With DiDi Global (NYSE:DIDI) in the crosshairs of the Chinese government, there is a significant chance that the company’s business will be crippled or even shut down. At the very least, Didi’s growth is likely to be meaningfully hindered for a very long time. As a result of these points, I strongly urge investors to sell DIDI stock, and I see the name as a good target for short-sellers.
Didi, operator of China’s largest ride-hailing app, earlier this month was accused by regulators of violating laws involving the collection and use of consumers’ data.
Beijing forced the company to stop enrolling new customers and made the nation’s app stores delete the firm’s app. Moreover, the government sent personnel to Didi’s facilities, allegedly to carry out “cybersecurity reviews.”
Personally, I doubt whether Beijing’s crackdown on Didi is in any way connected with cybersecurity. It’s very difficult for me to believe that a regime that continuously and harshly undermines its citizens’ liberty and privacy would be worried about a company obtaining or misusing their personal information. Plus, totalitarian governments are not exactly known for always telling the truth.
More likely is a different explanation some have floated: the Chinese government wants to stop tech companies from listing their shares overseas.
But I think the explanation probably goes even deeper than that.
After Alibaba (NYSE:BABA) founder Jack Ma blasted the country’s financial system in a speech in November 2020, I believe that Beijing began worrying about the growing power of its largest tech companies.
After all, some of these companies now control hundreds of billions of dollars (the market capitalization of the NYSE shares of BABA stock is over $500 billion), and their wealth is only going to keep increasing.
With the huge amounts of money they have, the companies could wreak considerable havoc on China’s rulers. In theory, the large tech firms could, for example, find ways to override Beijing’s internet censorship system.
While it may sound far-fetched, it’s not entirely impossible for large tech firms, especially if they band together, to bankroll a successful revolution in China.
After Ma’s speech, China took multiple steps against Alibaba. Now it’s cracking down on a number of tech companies, and Beijing has decided to make an example of Didi. Perhaps one factor is Didi’s size. Even after its stock tumbled in the wake of Beijing’s sanctions, the market capitalization of Didi’s shares in New York is still $55 billion.
The Real Problem With DIDI Stock
China’s government largely has free reign to punish the country’s companies however it sees fit.

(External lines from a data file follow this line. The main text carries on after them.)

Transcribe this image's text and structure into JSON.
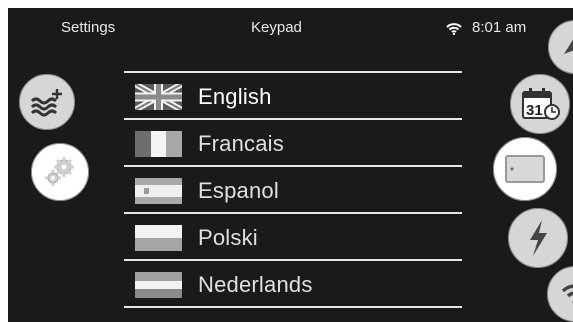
{
  "status_bar": {
    "settings_label": "Settings",
    "title": "Keypad",
    "time": "8:01 am",
    "wifi_icon": "wifi-icon"
  },
  "left_buttons": [
    {
      "name": "water-heat-button",
      "icon": "water-plus-icon"
    },
    {
      "name": "settings-gear-button",
      "icon": "gears-icon"
    }
  ],
  "right_buttons": [
    {
      "name": "top-edge-button",
      "icon": "arrow-icon"
    },
    {
      "name": "calendar-button",
      "icon": "calendar-clock-icon",
      "day": "31"
    },
    {
      "name": "keypad-button",
      "icon": "keypad-icon"
    },
    {
      "name": "power-button",
      "icon": "lightning-icon"
    },
    {
      "name": "wifi-button",
      "icon": "wifi-icon"
    }
  ],
  "languages": [
    {
      "label": "English",
      "flag": "uk-flag-icon",
      "selected": true
    },
    {
      "label": "Francais",
      "flag": "france-flag-icon",
      "selected": false
    },
    {
      "label": "Espanol",
      "flag": "spain-flag-icon",
      "selected": false
    },
    {
      "label": "Polski",
      "flag": "poland-flag-icon",
      "selected": false
    },
    {
      "label": "Nederlands",
      "flag": "netherlands-flag-icon",
      "selected": false
    }
  ],
  "colors": {
    "background": "#1a1a1a",
    "button_fill": "#d6d6d6",
    "divider": "#e6e6e6",
    "text": "#e0e0e0"
  }
}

Unlike in the U.S., investors may not get months or even weeks of warning that a company is in danger. Beijing can act almost literally at the stroke of a pen.
For example, a government agency on Friday, July 2 suddenly ordered Didi to stop enrolling new users. Two days later, it ordered all app stores to get rid of Didi’s app.

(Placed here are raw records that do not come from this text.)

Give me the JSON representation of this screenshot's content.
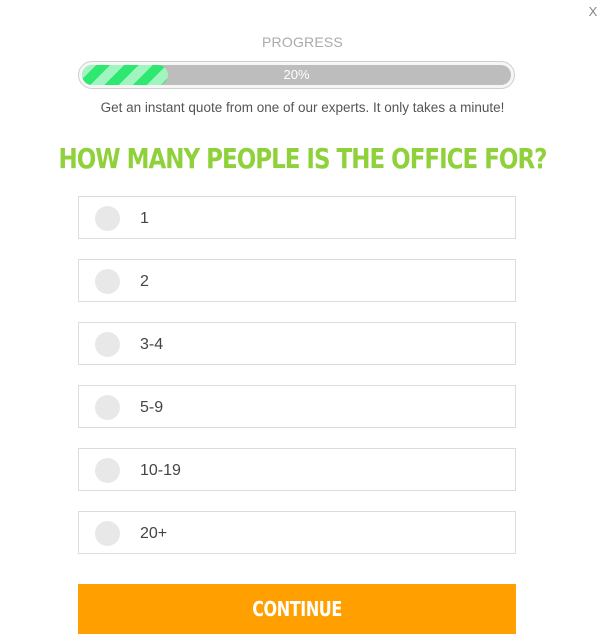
{
  "close": {
    "label": "X"
  },
  "progress": {
    "label": "PROGRESS",
    "percent": 20,
    "percent_text": "20%"
  },
  "subtitle": "Get an instant quote from one of our experts. It only takes a minute!",
  "question": "HOW MANY PEOPLE IS THE OFFICE FOR?",
  "options": [
    {
      "label": "1",
      "selected": false
    },
    {
      "label": "2",
      "selected": false
    },
    {
      "label": "3-4",
      "selected": false
    },
    {
      "label": "5-9",
      "selected": false
    },
    {
      "label": "10-19",
      "selected": false
    },
    {
      "label": "20+",
      "selected": false
    }
  ],
  "continue_label": "CONTINUE",
  "colors": {
    "accent_green": "#8fd13a",
    "progress_green": "#2fe872",
    "button_orange": "#ffa000"
  }
}
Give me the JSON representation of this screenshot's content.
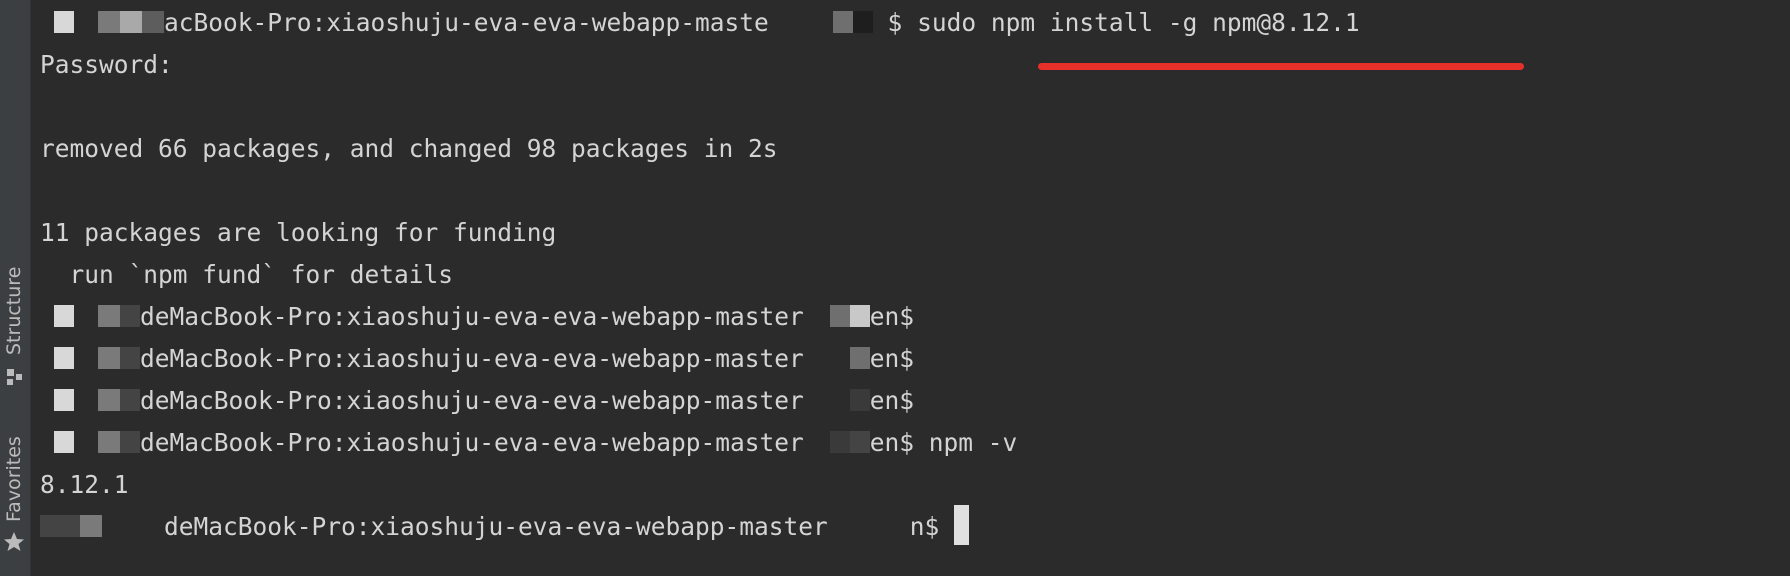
{
  "sidebar": {
    "structure_label": "Structure",
    "favorites_label": "Favorites"
  },
  "terminal": {
    "line1": {
      "prompt_host": "acBook-Pro:xiaoshuju-eva-eva-webapp-maste",
      "prompt_symbol": "$",
      "command": "sudo npm install -g npm@8.12.1"
    },
    "line2": "Password:",
    "line4": "removed 66 packages, and changed 98 packages in 2s",
    "line6": "11 packages are looking for funding",
    "line7": "  run `npm fund` for details",
    "prompt_host_full": "deMacBook-Pro:xiaoshuju-eva-eva-webapp-master",
    "prompt_end": "en$",
    "line11_command": "npm -v",
    "line12": "8.12.1",
    "last_prompt_end": "n$"
  },
  "colors": {
    "background": "#2b2b2b",
    "text": "#d4d4d4",
    "underline": "#e8302a"
  }
}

Even more ominously for the owners of DIDI stock, on July 6, China’s central bank abruptly closed a “software maker over its suspected involvement in cryptocurrency trading.”

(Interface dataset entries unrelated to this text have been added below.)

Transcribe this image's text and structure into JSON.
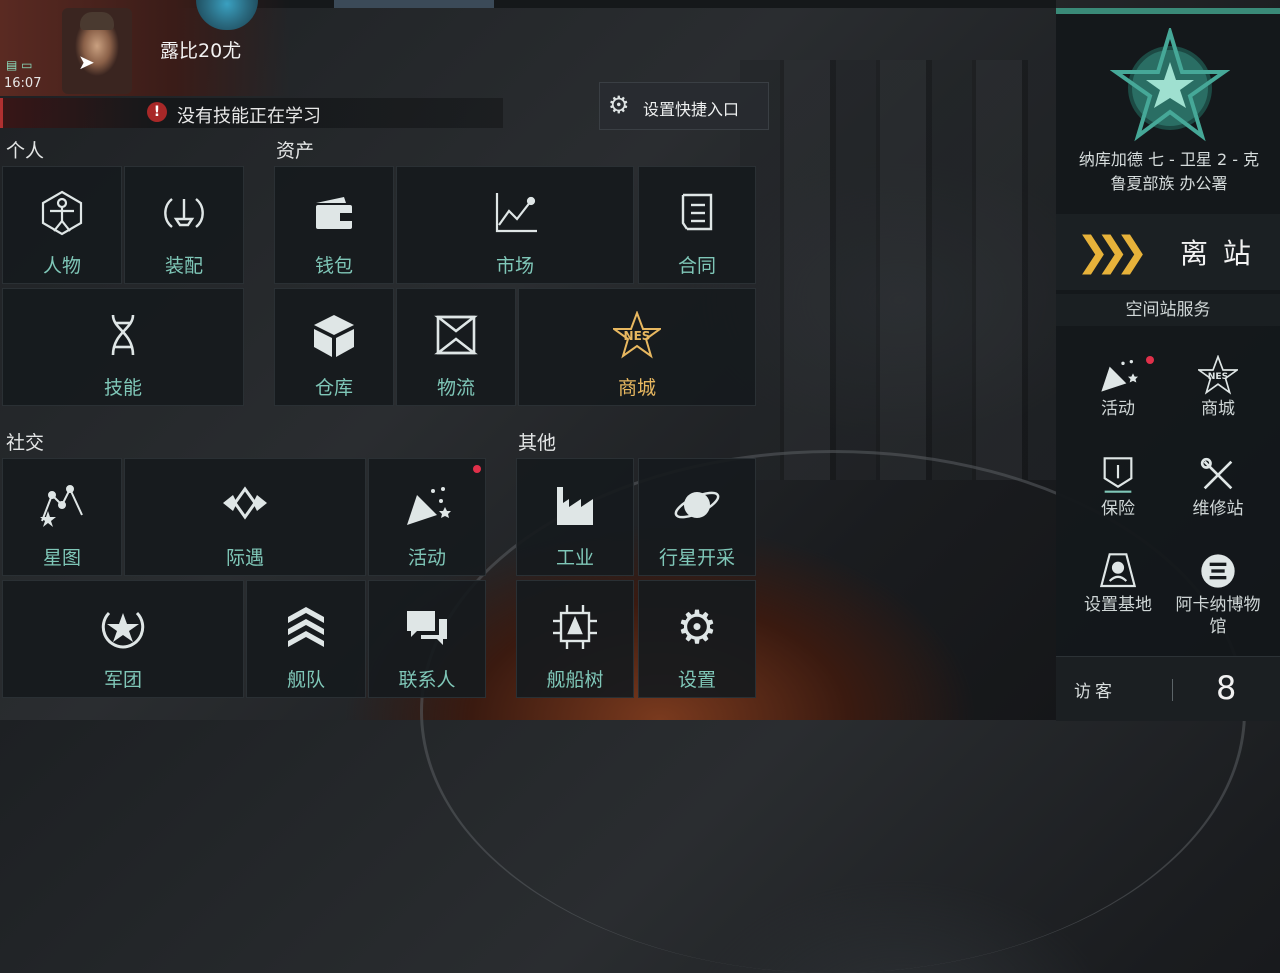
{
  "profile": {
    "character_name": "露比20尤",
    "clock": "16:07"
  },
  "skill_queue": {
    "status_text": "没有技能正在学习"
  },
  "quick_entry": {
    "label": "设置快捷入口"
  },
  "sections": {
    "personal": "个人",
    "assets": "资产",
    "social": "社交",
    "other": "其他"
  },
  "tiles": {
    "character": "人物",
    "fitting": "装配",
    "skills": "技能",
    "wallet": "钱包",
    "market": "市场",
    "contracts": "合同",
    "hangar": "仓库",
    "logistics": "物流",
    "store": "商城",
    "starmap": "星图",
    "encounters": "际遇",
    "events": "活动",
    "legion": "军团",
    "fleet": "舰队",
    "contacts": "联系人",
    "industry": "工业",
    "planetary_mining": "行星开采",
    "ship_tree": "舰船树",
    "settings": "设置"
  },
  "station": {
    "name_line1": "纳库加德 七 - 卫星 2 - 克",
    "name_line2": "鲁夏部族 办公署",
    "undock_label": "离 站",
    "services_title": "空间站服务",
    "services": {
      "events": "活动",
      "store": "商城",
      "insurance": "保险",
      "repair": "维修站",
      "set_home": "设置基地",
      "museum_line1": "阿卡纳博物",
      "museum_line2": "馆"
    },
    "visitor_label": "访客",
    "visitor_count": "8"
  },
  "colors": {
    "accent": "#7fc7b8",
    "gold": "#e8b860",
    "alert": "#e0304a",
    "undock_chevron": "#e7b23a"
  },
  "icons": {
    "character": "vitruvian-icon",
    "fitting": "fitting-icon",
    "skills": "dna-icon",
    "wallet": "wallet-icon",
    "market": "chart-line-icon",
    "contracts": "scroll-icon",
    "hangar": "cube-icon",
    "logistics": "box-frame-icon",
    "store": "nes-star-icon",
    "starmap": "constellation-icon",
    "encounters": "encounter-icon",
    "events": "party-popper-icon",
    "legion": "star-badge-icon",
    "fleet": "chevrons-icon",
    "contacts": "chat-bubbles-icon",
    "industry": "factory-icon",
    "planetary_mining": "planet-icon",
    "ship_tree": "ship-tree-icon",
    "settings": "gear-icon"
  }
}
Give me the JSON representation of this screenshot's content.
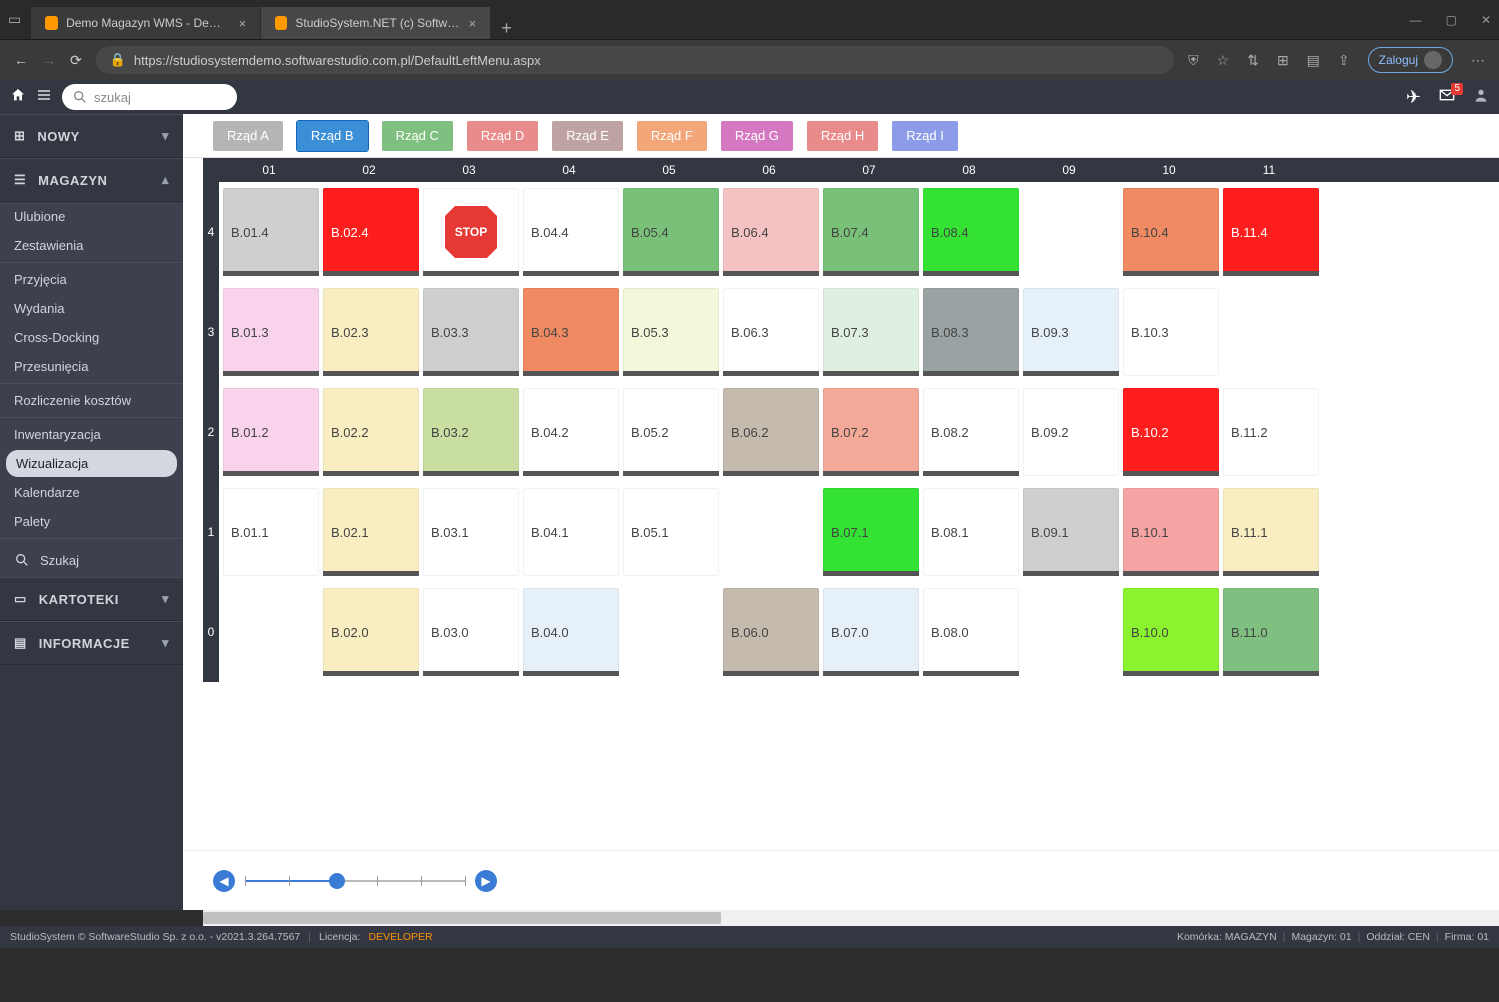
{
  "browser": {
    "tabs": [
      {
        "title": "Demo Magazyn WMS - Demo o..."
      },
      {
        "title": "StudioSystem.NET (c) SoftwareSt..."
      }
    ],
    "url": "https://studiosystemdemo.softwarestudio.com.pl/DefaultLeftMenu.aspx",
    "login_label": "Zaloguj"
  },
  "topbar": {
    "search_placeholder": "szukaj",
    "mail_badge": "5"
  },
  "sidebar": {
    "sections": {
      "nowy": "NOWY",
      "magazyn": "MAGAZYN",
      "kartoteki": "KARTOTEKI",
      "informacje": "INFORMACJE"
    },
    "items": [
      "Ulubione",
      "Zestawienia",
      "Przyjęcia",
      "Wydania",
      "Cross-Docking",
      "Przesunięcia",
      "Rozliczenie kosztów",
      "Inwentaryzacja",
      "Wizualizacja",
      "Kalendarze",
      "Palety",
      "Szukaj"
    ],
    "active_item_index": 8
  },
  "rowtabs": [
    {
      "label": "Rząd A",
      "color": "#b5b5b5"
    },
    {
      "label": "Rząd B",
      "color": "#3a8fd6",
      "active": true
    },
    {
      "label": "Rząd C",
      "color": "#7fbf7f"
    },
    {
      "label": "Rząd D",
      "color": "#e98b8b"
    },
    {
      "label": "Rząd E",
      "color": "#bfa3a3"
    },
    {
      "label": "Rząd F",
      "color": "#f2a679"
    },
    {
      "label": "Rząd G",
      "color": "#d478c1"
    },
    {
      "label": "Rząd H",
      "color": "#e98b8b"
    },
    {
      "label": "Rząd I",
      "color": "#8c9be8"
    }
  ],
  "columns": [
    "01",
    "02",
    "03",
    "04",
    "05",
    "06",
    "07",
    "08",
    "09",
    "10",
    "11"
  ],
  "rows": [
    {
      "label": "4",
      "cells": [
        {
          "label": "B.01.4",
          "bg": "#cfcfcf"
        },
        {
          "label": "B.02.4",
          "bg": "#ff1e1e",
          "fg": "#fff"
        },
        {
          "label": "STOP",
          "stop": true,
          "bg": "#ffffff"
        },
        {
          "label": "B.04.4",
          "bg": "#ffffff"
        },
        {
          "label": "B.05.4",
          "bg": "#79c179"
        },
        {
          "label": "B.06.4",
          "bg": "#f4c2c2"
        },
        {
          "label": "B.07.4",
          "bg": "#79c179"
        },
        {
          "label": "B.08.4",
          "bg": "#33e233"
        },
        {
          "label": "",
          "empty": true
        },
        {
          "label": "B.10.4",
          "bg": "#ef8a62"
        },
        {
          "label": "B.11.4",
          "bg": "#ff1e1e",
          "fg": "#fff"
        }
      ]
    },
    {
      "label": "3",
      "cells": [
        {
          "label": "B.01.3",
          "bg": "#f9d2ec"
        },
        {
          "label": "B.02.3",
          "bg": "#f9eec2"
        },
        {
          "label": "B.03.3",
          "bg": "#cfcfcf"
        },
        {
          "label": "B.04.3",
          "bg": "#ef8a62"
        },
        {
          "label": "B.05.3",
          "bg": "#f2f8d9"
        },
        {
          "label": "B.06.3",
          "bg": "#ffffff"
        },
        {
          "label": "B.07.3",
          "bg": "#e0f0e0"
        },
        {
          "label": "B.08.3",
          "bg": "#9aa3a3"
        },
        {
          "label": "B.09.3",
          "bg": "#e6f0f8"
        },
        {
          "label": "B.10.3",
          "bg": "#ffffff",
          "nobar": true
        },
        {
          "label": "",
          "empty": true
        }
      ]
    },
    {
      "label": "2",
      "cells": [
        {
          "label": "B.01.2",
          "bg": "#f9d2ec"
        },
        {
          "label": "B.02.2",
          "bg": "#f9eec2"
        },
        {
          "label": "B.03.2",
          "bg": "#c9dfa2"
        },
        {
          "label": "B.04.2",
          "bg": "#ffffff"
        },
        {
          "label": "B.05.2",
          "bg": "#ffffff"
        },
        {
          "label": "B.06.2",
          "bg": "#c5baae"
        },
        {
          "label": "B.07.2",
          "bg": "#f4a998"
        },
        {
          "label": "B.08.2",
          "bg": "#ffffff"
        },
        {
          "label": "B.09.2",
          "bg": "#ffffff",
          "nobar": true
        },
        {
          "label": "B.10.2",
          "bg": "#ff1e1e",
          "fg": "#fff"
        },
        {
          "label": "B.11.2",
          "bg": "#ffffff",
          "nobar": true
        }
      ]
    },
    {
      "label": "1",
      "cells": [
        {
          "label": "B.01.1",
          "bg": "#ffffff",
          "nobar": true
        },
        {
          "label": "B.02.1",
          "bg": "#f9eec2"
        },
        {
          "label": "B.03.1",
          "bg": "#ffffff",
          "nobar": true
        },
        {
          "label": "B.04.1",
          "bg": "#ffffff",
          "nobar": true
        },
        {
          "label": "B.05.1",
          "bg": "#ffffff",
          "nobar": true
        },
        {
          "label": "",
          "empty": true
        },
        {
          "label": "B.07.1",
          "bg": "#33e233"
        },
        {
          "label": "B.08.1",
          "bg": "#ffffff",
          "nobar": true
        },
        {
          "label": "B.09.1",
          "bg": "#cfcfcf"
        },
        {
          "label": "B.10.1",
          "bg": "#f5a3a3"
        },
        {
          "label": "B.11.1",
          "bg": "#f9eec2"
        }
      ]
    },
    {
      "label": "0",
      "cells": [
        {
          "label": "",
          "empty": true
        },
        {
          "label": "B.02.0",
          "bg": "#f9eec2"
        },
        {
          "label": "B.03.0",
          "bg": "#ffffff"
        },
        {
          "label": "B.04.0",
          "bg": "#e6f0f8"
        },
        {
          "label": "",
          "empty": true
        },
        {
          "label": "B.06.0",
          "bg": "#c5baae"
        },
        {
          "label": "B.07.0",
          "bg": "#e6f0f8"
        },
        {
          "label": "B.08.0",
          "bg": "#ffffff"
        },
        {
          "label": "",
          "empty": true
        },
        {
          "label": "B.10.0",
          "bg": "#8af22e"
        },
        {
          "label": "B.11.0",
          "bg": "#7fbf7f"
        }
      ]
    }
  ],
  "footer": {
    "left": "StudioSystem © SoftwareStudio Sp. z o.o. - v2021.3.264.7567",
    "license_label": "Licencja:",
    "license_value": "DEVELOPER",
    "right_parts": [
      "Komórka: MAGAZYN",
      "Magazyn: 01",
      "Oddział: CEN",
      "Firma: 01"
    ]
  }
}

What’s more, a new “data security” law gives Chinese President Xi Jinping the ability to close companies found to have been inappropriately dealing with “core state data.” So, since Didi has been charged with improperly handling citizens’ data, it could quickly and easily be shut down by the president.
The Bottom Line on DIDI Stock
Since Beijing is, at a minimum, using Didi to set an example to other tech firms, the government could take many additional, drastic steps against it.
One thing that’s very unlikely to happen anytime soon, however, is any backtracking by China’s rulers. They took these measures against Didi for a reason that they consider to be very important, so they probably won’t quickly rescind them.
Given the still-high market capitalization of DIDI stock, it can drop a long way from its current level.
In light of these points, investors should sell DIDI stock, and risk-tolerant investors can consider using a small amount to short the shares.
On the date of publication, Larry Ramer did not have (either directly or indirectly) any positions in the securities mentioned in this article.
Larry has conducted research and written articles on U.S. stocks for 14 years. He has been employed by The Fly and Israel’s largest business newspaper, Globes. Among his highly successful contrarian picks have been solar stocks, Roku, and Snap. You can reach him on StockTwits at @larryramer. Larry began writing columns for InvestorPlace in 2015.